> Aim of the task: Select and copy out every line in the records containing "Valencia".

┄┄┄┄┄┄

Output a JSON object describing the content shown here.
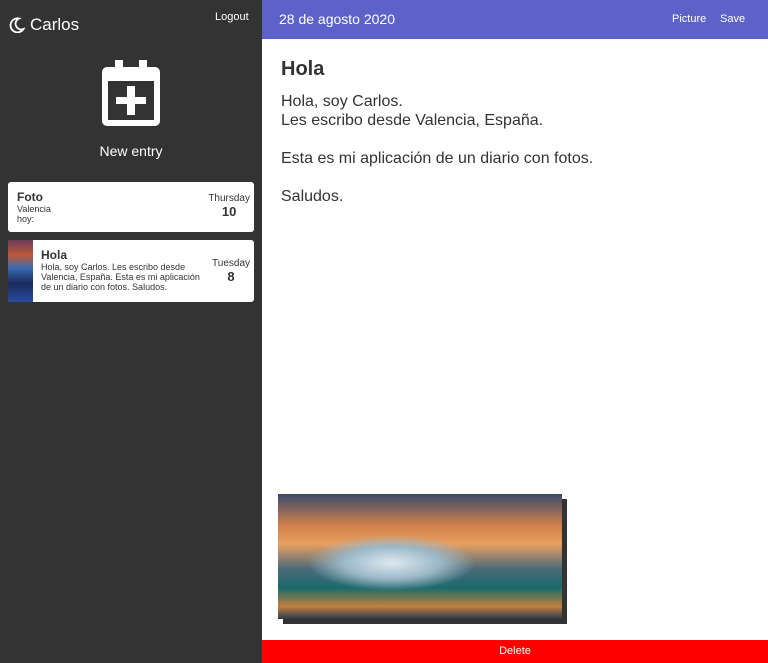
{
  "sidebar": {
    "user": "Carlos",
    "logout": "Logout",
    "new_entry": "New entry",
    "entries": [
      {
        "title": "Foto",
        "lines": [
          "Valencia",
          "hoy:"
        ],
        "weekday": "Thursday",
        "day": "10"
      },
      {
        "title": "Hola",
        "text": "Hola, soy Carlos. Les escribo desde Valencia, España. Esta es mi aplicación de un diario con fotos. Saludos.",
        "weekday": "Tuesday",
        "day": "8"
      }
    ]
  },
  "header": {
    "date": "28 de agosto 2020",
    "picture": "Picture",
    "save": "Save"
  },
  "entry": {
    "title": "Hola",
    "body": "Hola, soy Carlos.\nLes escribo desde Valencia, España.\n\nEsta es mi aplicación de un diario con fotos.\n\nSaludos."
  },
  "delete": "Delete",
  "colors": {
    "sidebar": "#333333",
    "header": "#5c62c7",
    "delete": "#ff0000"
  }
}
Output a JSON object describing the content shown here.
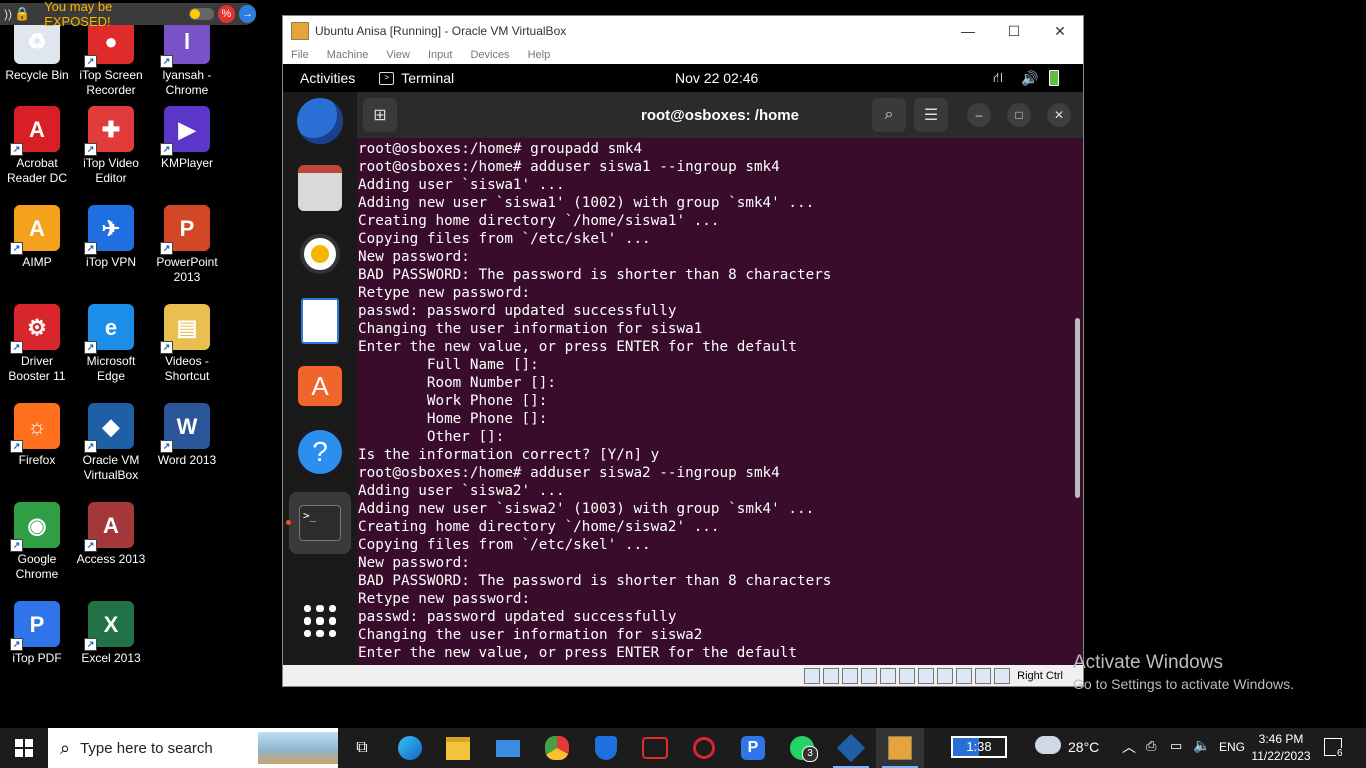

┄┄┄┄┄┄

> Answer to the problem:
          "Valencia",
        "text": "Hola, soy Carlos. Les escribo desde Valencia, España. Esta es mi aplicación de un diario con fotos. Saludos.",
    "body": "Hola, soy Carlos.\nLes escribo desde Valencia, España.\n\nEsta es mi aplicación de un diario con fotos.\n\nSaludos."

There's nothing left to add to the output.